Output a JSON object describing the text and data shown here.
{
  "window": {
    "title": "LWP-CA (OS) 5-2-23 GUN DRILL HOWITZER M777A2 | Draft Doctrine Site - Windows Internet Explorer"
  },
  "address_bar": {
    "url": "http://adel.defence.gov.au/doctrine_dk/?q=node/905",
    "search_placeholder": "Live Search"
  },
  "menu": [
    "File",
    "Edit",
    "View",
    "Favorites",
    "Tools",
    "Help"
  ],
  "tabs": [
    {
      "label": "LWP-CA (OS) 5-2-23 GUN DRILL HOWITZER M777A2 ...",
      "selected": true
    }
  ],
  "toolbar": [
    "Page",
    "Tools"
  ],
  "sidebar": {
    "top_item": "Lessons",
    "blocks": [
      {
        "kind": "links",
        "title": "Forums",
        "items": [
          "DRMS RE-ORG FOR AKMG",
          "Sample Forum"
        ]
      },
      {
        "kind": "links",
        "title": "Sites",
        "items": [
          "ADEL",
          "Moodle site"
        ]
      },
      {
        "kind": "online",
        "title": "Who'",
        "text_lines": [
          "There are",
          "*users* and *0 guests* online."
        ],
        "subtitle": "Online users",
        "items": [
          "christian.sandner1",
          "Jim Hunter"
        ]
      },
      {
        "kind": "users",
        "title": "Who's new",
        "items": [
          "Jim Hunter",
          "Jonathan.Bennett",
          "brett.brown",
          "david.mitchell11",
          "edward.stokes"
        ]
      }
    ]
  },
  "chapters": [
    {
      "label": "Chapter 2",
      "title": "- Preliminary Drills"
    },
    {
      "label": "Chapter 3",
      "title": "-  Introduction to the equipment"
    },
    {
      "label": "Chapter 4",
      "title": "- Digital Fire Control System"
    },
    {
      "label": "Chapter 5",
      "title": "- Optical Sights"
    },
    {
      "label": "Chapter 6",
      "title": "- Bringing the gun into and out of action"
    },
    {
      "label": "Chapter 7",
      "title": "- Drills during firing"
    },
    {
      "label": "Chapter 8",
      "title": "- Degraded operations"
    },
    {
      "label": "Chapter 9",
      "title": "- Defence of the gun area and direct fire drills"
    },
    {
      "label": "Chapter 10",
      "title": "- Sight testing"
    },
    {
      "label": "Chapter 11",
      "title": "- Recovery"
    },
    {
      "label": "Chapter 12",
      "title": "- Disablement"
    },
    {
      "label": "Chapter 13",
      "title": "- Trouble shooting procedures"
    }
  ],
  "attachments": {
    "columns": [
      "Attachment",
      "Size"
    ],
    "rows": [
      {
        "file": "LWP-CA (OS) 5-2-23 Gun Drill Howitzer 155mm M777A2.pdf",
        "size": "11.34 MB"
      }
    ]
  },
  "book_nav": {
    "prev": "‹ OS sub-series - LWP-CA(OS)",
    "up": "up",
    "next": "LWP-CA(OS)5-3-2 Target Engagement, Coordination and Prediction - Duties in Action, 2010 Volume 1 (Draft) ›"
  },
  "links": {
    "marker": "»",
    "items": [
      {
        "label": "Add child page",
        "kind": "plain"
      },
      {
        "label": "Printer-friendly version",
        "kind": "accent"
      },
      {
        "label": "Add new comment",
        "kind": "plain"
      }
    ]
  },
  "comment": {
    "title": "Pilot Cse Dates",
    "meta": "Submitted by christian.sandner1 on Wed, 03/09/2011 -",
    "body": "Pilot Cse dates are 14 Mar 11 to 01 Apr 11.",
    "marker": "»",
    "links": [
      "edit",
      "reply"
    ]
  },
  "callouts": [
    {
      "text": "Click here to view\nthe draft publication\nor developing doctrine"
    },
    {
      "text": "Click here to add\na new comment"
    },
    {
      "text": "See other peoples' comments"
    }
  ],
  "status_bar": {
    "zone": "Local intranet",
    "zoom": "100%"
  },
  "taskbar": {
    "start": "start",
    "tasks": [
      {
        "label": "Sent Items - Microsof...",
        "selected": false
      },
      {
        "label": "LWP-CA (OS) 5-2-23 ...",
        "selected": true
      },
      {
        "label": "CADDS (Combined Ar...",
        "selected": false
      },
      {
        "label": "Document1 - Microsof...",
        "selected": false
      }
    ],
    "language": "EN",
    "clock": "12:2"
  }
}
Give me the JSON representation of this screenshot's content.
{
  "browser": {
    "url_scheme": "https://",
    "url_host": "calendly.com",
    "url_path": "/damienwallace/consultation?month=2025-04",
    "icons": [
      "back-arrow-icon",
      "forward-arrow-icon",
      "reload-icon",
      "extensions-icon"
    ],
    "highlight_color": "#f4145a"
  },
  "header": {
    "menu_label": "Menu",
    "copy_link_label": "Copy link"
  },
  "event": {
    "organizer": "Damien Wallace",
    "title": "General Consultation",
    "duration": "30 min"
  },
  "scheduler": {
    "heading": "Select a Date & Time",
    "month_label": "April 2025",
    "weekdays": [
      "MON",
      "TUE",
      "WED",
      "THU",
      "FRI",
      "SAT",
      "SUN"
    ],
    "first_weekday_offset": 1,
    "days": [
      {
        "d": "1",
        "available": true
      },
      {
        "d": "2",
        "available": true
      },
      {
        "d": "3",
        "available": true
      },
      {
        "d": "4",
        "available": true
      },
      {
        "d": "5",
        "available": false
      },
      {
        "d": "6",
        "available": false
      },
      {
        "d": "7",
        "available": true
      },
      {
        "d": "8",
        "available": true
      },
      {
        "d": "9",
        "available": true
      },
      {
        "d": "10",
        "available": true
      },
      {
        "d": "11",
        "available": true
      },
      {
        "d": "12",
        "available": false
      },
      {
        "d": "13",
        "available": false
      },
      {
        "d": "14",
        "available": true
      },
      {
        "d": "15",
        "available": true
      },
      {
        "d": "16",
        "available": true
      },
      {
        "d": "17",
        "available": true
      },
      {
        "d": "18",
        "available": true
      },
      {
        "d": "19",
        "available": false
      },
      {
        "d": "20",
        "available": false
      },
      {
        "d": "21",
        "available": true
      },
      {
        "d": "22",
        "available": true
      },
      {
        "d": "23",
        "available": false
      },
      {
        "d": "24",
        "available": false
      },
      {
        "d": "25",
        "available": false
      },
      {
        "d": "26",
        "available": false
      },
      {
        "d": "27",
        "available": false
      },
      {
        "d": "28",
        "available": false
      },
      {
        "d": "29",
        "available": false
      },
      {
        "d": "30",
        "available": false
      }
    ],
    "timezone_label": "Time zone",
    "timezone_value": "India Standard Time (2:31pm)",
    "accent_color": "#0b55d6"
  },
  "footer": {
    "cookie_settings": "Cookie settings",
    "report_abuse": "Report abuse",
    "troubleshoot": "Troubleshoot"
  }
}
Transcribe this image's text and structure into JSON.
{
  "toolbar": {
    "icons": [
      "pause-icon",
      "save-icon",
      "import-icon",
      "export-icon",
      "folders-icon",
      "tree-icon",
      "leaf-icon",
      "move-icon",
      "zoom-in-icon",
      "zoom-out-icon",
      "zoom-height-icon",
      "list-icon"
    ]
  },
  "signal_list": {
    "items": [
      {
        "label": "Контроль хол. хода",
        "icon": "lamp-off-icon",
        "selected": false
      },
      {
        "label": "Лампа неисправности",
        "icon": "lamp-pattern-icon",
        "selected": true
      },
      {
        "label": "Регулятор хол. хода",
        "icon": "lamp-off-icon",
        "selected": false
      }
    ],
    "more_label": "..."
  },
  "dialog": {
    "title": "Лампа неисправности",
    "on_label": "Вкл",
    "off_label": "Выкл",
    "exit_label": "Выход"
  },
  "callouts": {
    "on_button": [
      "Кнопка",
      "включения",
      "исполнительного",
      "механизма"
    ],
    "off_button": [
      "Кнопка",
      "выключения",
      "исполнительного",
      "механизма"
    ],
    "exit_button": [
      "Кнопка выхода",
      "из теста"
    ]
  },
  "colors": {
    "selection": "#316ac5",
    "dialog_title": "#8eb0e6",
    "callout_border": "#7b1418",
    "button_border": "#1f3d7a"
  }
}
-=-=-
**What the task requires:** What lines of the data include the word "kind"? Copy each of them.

**Result for this task:**
        "kind": "links",
        "kind": "links",
        "kind": "online",
        "kind": "users",
        "kind": "plain"
        "kind": "accent"
        "kind": "plain"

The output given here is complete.